Buzz Lightyear is going on one more adventure, albeit not as wild as his previous others, but it will be just as exciting. The well-known astronaut from the Toy Story series will be landing at the Smithsonian National Air and Space Museum today.
John Lassiter, the chief creative officer at PIXAR and creator of Buzz, will be presenting a 12-inch Buzz Lightyear action figure to the museum in a special ceremony. Watch a live webcast of Buzz’s presentation to the Smithsonian. Along with Lassiter, representatives from the Smithsonian as well as Lori Graver, deputy administrator for NASA, will attend the ceremony.
Buzz will become part of the museum’s collections because this famous toy astronaut actually traveled in the space shuttle Discovery to the International Space Station.
The arrival of Buzz Lightyear to the Smithsonian seems like a likely destination for one of the more famous astronauts in recent years. Lassiter had hoped for this, saying in a 2009 interview with collectSpace.com “Frankly, I would love it to go to the Smithsonian so that kids can actually see this Buzz went to space.”
Lightyear was flown up to the space station aboard the Discovery Space Shuttle in June 2008 in collaboration with Walt Disney and NASA. Additionally there were several other activities attached to the launching of Buzz including a mission patch design contest for students and Buzz Lightyear educational online games and videos. A year later the iconic action figure was welcomed back to earth with a parade along with fellow astronaut Mike Finkcke and the Buzz’s namesake, Buzz Aldrin.
Buzz Lightyear’s admission to the museum coincides with the arrival of the space shuttle that he traveled upon. That event will take place on April 19 and is a part of a larger shuttle themed gallery, Moving Beyond Earth, which will open later this year.
While he may be an action figure, it seems almost poetic that Buzz Lightyear will end his event-filled journey at the National Air and Space Museum. He conveniently blends in among the older artifacts of the museum, especially the space suits worn by the likes of Buzz Aldrin. Lassiter stated in 2009 “A big part of his design was based on how the Apollo astronauts looked…That’s why he is primarily white and he has that big, clear helmet and he has a skullcap; it’s very much based upon the real NASA astronauts.”
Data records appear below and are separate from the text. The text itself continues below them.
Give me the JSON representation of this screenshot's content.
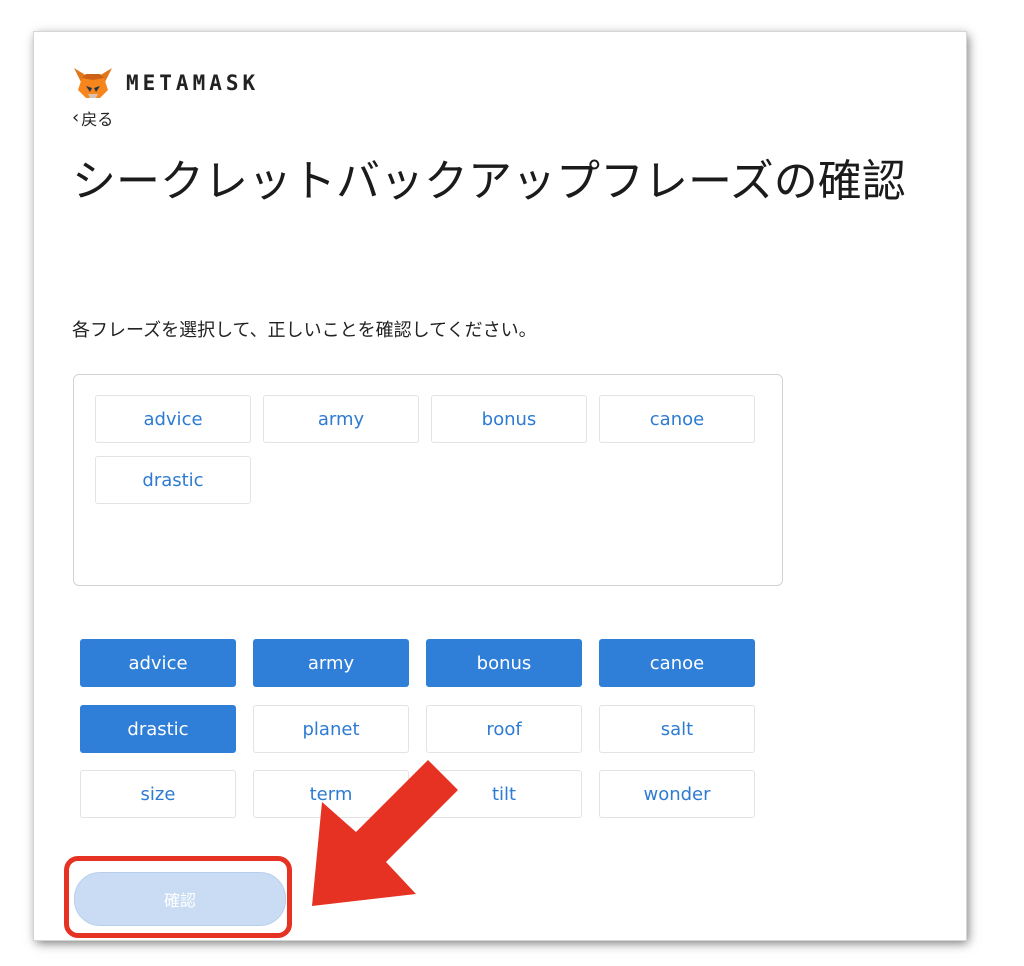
{
  "brand": {
    "name": "METAMASK",
    "logo_icon": "fox-icon"
  },
  "back": {
    "label": "戻る",
    "icon": "chevron-left-icon"
  },
  "title": "シークレットバックアップフレーズの確認",
  "subtitle": "各フレーズを選択して、正しいことを確認してください。",
  "selected_words": [
    "advice",
    "army",
    "bonus",
    "canoe",
    "drastic"
  ],
  "word_bank": [
    {
      "word": "advice",
      "selected": true
    },
    {
      "word": "army",
      "selected": true
    },
    {
      "word": "bonus",
      "selected": true
    },
    {
      "word": "canoe",
      "selected": true
    },
    {
      "word": "drastic",
      "selected": true
    },
    {
      "word": "planet",
      "selected": false
    },
    {
      "word": "roof",
      "selected": false
    },
    {
      "word": "salt",
      "selected": false
    },
    {
      "word": "size",
      "selected": false
    },
    {
      "word": "term",
      "selected": false
    },
    {
      "word": "tilt",
      "selected": false
    },
    {
      "word": "wonder",
      "selected": false
    }
  ],
  "confirm_button": {
    "label": "確認",
    "enabled": false
  },
  "colors": {
    "accent": "#2f7ed8",
    "annotation": "#e53223",
    "disabled_button": "#c9dcf4"
  }
}
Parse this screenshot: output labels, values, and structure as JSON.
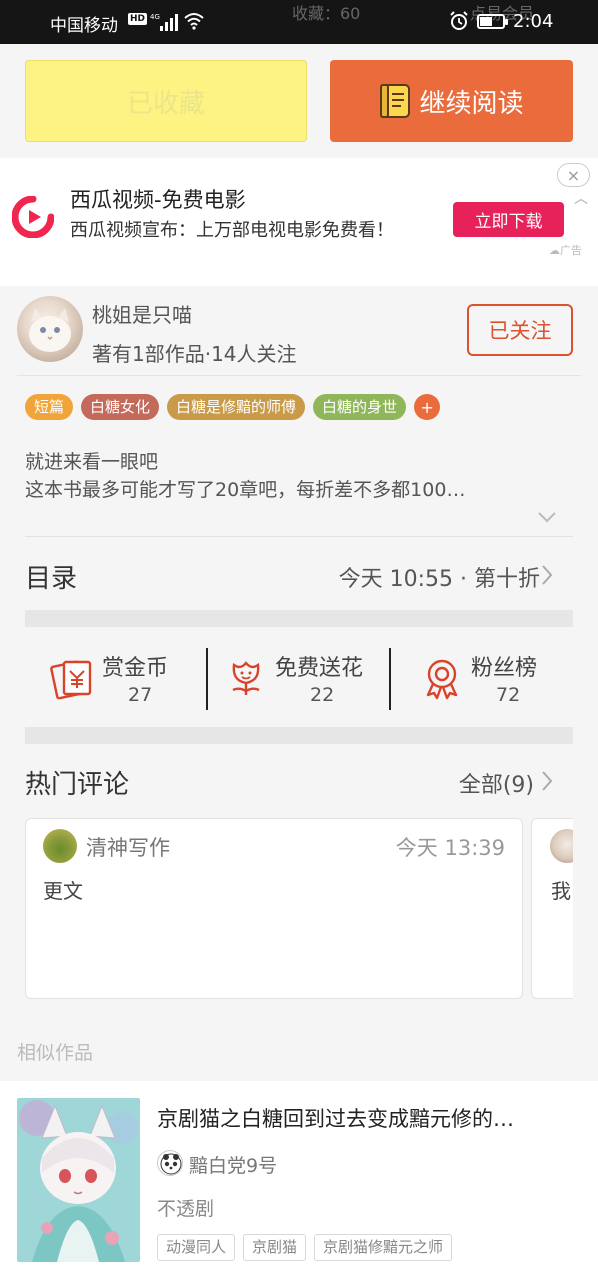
{
  "status_bar": {
    "carrier": "中国移动",
    "hd": "HD",
    "net": "4G",
    "behind_left": "收藏：60",
    "behind_right": "点易会员",
    "time": "2:04"
  },
  "top_actions": {
    "favorited_label": "已收藏",
    "continue_label": "继续阅读"
  },
  "ad": {
    "title": "西瓜视频-免费电影",
    "description": "西瓜视频宣布：上万部电视电影免费看！",
    "download_label": "立即下载",
    "close_symbol": "×",
    "ad_label": "广告"
  },
  "author": {
    "name": "桃姐是只喵",
    "stats": "著有1部作品·14人关注",
    "follow_label": "已关注"
  },
  "tags": [
    {
      "label": "短篇",
      "color": "#f0a43a"
    },
    {
      "label": "白糖女化",
      "color": "#c36a5a"
    },
    {
      "label": "白糖是修黯的师傅",
      "color": "#c99a48"
    },
    {
      "label": "白糖的身世",
      "color": "#8fb65a"
    }
  ],
  "tag_add_symbol": "+",
  "description": {
    "line1": "就进来看一眼吧",
    "line2": "这本书最多可能才写了20章吧，每折差不多都100…"
  },
  "catalog": {
    "label": "目录",
    "meta": "今天 10:55 · 第十折"
  },
  "stats": {
    "reward": {
      "label": "赏金币",
      "value": "27"
    },
    "flowers": {
      "label": "免费送花",
      "value": "22"
    },
    "fans": {
      "label": "粉丝榜",
      "value": "72"
    }
  },
  "hot_comments": {
    "label": "热门评论",
    "all_label": "全部(9)",
    "items": [
      {
        "user": "清神写作",
        "time": "今天 13:39",
        "text": "更文"
      },
      {
        "text": "我"
      }
    ]
  },
  "similar": {
    "label": "相似作品",
    "item": {
      "title": "京剧猫之白糖回到过去变成黯元修的…",
      "author": "黯白党9号",
      "description": "不透剧",
      "tags": [
        "动漫同人",
        "京剧猫",
        "京剧猫修黯元之师"
      ]
    }
  },
  "colors": {
    "accent": "#ea6c3d",
    "favorite_bg": "#fdf383",
    "follow": "#d9532f",
    "icon_red": "#d9432a",
    "ad_button": "#e7225a"
  }
}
So here’s to Buzz and his addition to the Smithsonian National Air and Space Museum: “To Infinity and Beyond.”This post was written by guest blogger David Appel. Thanks, David!